Know your opponent
Meet some common player types who may – or may not – be ripe for a bluff.
- Mr or Ms Clueless. As the saying goes, “If they don’t know what they’re doing, how can you?” These guys are way too unpredictable to risk chips on. Leave well alone.
- The bully. An extreme version of the loose-aggressive player, this type will pick on weaker players, either as a tactic, or because they have more ego than brains. Decide which and act accordingly.
- The A-Z game player. This is a usually-great player who not only has a B game, but also a C, D, E, F and G game. You need to spot when someone’s below par and find a way to take advantage of it.
- The on-tilt player. This player is visibly off the rails, whether it’s down to alcohol, a bad beat or fear of the high stakes. Play whenever you have a hand and, chances are, it’ll pay off eventually.
- The ABC or ‘textbook’ player (more common in limit games). This player is solid but predictable, so respect their plays and try to wrong-foot them by thinking and playing outside the box.
- Instinct vs maths players (usually found in no-limit and limit games respectively). The first relies on gut feeling in almost all situations, while the other puts their faith in the numbers. In either case, you’ve got an opportunity to exploit their blind side.

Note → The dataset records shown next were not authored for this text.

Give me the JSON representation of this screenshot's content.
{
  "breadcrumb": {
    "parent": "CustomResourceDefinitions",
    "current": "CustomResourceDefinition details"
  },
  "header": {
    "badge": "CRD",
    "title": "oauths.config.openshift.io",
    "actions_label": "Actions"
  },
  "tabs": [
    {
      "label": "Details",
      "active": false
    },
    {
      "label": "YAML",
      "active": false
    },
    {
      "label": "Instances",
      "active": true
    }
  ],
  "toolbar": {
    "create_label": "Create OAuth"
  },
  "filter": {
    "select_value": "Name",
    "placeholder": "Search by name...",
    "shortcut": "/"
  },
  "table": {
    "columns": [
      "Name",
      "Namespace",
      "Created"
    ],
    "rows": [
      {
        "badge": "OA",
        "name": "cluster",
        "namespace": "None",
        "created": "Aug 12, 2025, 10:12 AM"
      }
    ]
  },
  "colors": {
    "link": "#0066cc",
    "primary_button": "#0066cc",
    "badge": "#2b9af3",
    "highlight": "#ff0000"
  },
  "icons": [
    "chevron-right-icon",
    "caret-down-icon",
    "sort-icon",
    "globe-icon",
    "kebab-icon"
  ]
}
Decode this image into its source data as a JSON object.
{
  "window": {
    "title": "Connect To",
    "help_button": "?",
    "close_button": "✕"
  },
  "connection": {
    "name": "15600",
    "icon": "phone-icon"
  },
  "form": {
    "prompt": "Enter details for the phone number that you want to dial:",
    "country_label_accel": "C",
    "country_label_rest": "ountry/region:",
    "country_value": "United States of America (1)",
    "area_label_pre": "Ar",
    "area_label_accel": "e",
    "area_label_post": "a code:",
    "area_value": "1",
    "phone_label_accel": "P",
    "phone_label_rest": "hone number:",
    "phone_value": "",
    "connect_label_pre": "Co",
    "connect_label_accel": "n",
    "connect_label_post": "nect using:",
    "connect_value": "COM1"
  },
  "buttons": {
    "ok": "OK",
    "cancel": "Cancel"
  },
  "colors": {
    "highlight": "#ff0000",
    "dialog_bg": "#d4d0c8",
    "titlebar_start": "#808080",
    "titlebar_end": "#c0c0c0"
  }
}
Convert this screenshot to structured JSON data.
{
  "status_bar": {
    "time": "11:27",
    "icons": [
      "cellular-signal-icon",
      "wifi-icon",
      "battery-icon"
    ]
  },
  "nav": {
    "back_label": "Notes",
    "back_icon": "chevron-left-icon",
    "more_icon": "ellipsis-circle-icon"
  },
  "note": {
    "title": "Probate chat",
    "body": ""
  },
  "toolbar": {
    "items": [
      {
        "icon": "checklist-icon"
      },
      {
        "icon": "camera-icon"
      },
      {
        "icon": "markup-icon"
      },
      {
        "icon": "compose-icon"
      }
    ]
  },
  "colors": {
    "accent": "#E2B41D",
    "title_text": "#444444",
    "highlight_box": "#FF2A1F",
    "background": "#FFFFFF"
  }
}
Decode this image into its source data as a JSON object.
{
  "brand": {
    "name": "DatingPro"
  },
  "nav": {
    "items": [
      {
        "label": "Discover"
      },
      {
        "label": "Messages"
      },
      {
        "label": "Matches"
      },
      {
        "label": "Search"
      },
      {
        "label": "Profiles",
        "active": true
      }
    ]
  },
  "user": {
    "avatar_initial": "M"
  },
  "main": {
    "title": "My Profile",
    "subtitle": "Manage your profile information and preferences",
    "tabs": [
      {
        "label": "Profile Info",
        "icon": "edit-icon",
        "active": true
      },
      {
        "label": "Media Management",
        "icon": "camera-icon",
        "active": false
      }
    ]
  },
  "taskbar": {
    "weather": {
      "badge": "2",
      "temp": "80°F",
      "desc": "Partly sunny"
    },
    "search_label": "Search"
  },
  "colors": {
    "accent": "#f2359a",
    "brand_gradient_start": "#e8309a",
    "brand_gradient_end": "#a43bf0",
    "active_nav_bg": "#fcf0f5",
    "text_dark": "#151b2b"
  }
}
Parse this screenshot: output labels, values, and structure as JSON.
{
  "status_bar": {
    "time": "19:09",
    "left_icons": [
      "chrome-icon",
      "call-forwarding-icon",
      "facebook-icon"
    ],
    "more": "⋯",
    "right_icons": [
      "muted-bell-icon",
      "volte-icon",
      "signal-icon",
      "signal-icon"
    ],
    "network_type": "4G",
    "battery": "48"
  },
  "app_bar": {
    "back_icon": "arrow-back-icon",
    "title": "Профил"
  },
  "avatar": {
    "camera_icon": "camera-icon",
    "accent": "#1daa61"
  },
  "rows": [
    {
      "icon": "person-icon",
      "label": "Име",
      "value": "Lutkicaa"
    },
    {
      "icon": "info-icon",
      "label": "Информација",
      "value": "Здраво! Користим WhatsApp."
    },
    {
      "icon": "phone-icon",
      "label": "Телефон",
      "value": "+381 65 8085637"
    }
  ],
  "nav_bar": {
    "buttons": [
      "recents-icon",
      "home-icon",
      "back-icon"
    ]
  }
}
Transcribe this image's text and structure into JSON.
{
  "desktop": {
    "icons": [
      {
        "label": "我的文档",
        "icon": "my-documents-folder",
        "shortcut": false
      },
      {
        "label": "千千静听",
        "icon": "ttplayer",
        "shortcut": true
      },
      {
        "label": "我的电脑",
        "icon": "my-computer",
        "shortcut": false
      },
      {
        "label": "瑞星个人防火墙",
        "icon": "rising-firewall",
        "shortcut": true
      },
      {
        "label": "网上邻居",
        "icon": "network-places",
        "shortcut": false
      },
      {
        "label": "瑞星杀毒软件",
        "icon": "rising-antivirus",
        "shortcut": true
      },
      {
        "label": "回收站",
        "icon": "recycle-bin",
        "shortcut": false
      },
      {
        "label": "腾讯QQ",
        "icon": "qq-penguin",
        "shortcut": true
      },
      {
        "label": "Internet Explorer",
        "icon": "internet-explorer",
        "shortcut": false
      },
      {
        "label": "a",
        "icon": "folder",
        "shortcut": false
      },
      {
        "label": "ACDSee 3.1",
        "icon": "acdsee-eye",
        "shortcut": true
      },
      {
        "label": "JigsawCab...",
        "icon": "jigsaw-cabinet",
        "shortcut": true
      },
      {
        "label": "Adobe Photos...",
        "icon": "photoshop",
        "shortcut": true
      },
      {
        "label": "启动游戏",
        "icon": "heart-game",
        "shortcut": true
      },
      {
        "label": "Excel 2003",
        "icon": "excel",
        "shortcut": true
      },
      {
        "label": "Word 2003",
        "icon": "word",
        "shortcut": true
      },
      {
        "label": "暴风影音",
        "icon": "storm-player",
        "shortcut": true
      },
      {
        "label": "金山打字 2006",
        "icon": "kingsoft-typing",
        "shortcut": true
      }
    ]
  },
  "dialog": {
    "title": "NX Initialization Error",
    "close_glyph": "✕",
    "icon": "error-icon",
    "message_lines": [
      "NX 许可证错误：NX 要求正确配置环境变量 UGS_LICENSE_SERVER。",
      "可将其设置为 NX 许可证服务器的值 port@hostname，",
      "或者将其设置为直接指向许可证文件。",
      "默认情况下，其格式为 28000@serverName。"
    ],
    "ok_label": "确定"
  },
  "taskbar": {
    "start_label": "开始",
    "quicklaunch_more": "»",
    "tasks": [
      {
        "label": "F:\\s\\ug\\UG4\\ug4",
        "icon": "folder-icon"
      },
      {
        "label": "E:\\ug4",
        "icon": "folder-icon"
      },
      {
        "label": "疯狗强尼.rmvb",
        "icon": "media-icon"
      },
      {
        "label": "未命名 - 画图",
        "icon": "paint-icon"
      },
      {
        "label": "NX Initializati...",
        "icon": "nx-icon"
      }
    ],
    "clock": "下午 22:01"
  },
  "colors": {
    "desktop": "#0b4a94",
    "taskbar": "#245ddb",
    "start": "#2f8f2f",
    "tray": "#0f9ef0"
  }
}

- The young gun. People say players often get more restrained with age, so you might want to bear the age of your opponent in mind.
- The gambler, or ‘action player’. Unlike a bully or loose-aggressive type, this player is here for the thrill. Be patient and they’ll most likely give you the money in the end.
- The recreational player. This player’s just here for fun (or to learn), and considers losses as payment for the experience. It’s fairly easy to win money off them, but treat them with respect – you want them to keep showing up, after all.
- The chameleon. This is the ultimate opponent, with no obvious pattern to their play (and no single strategy that’ll help you beat them). Be sure to watch and learn – but don’t try and fool them as they’ll probably be one step ahead.
As you move up the levels, you will start to come up against more solid players, with individual flaws you can take advantage of, for example:
- If a player limps and folds to a raise too often, raise more to steal their money
- If they are overly aggressive pre-flop, re-steal by re-raising them with a wider range
- If they’re not continuation betting enough, steal the pot on the flop
- If they do it too much, raise them or call with weak holdings and ‘float’, hoping to steal later in the hand
Ask a top player what they’d do in a given situation, and more often than not they’ll say, “It depends.” Poker is a game of situations and players, and as such, there are no hard and fast rules about when you should bluff.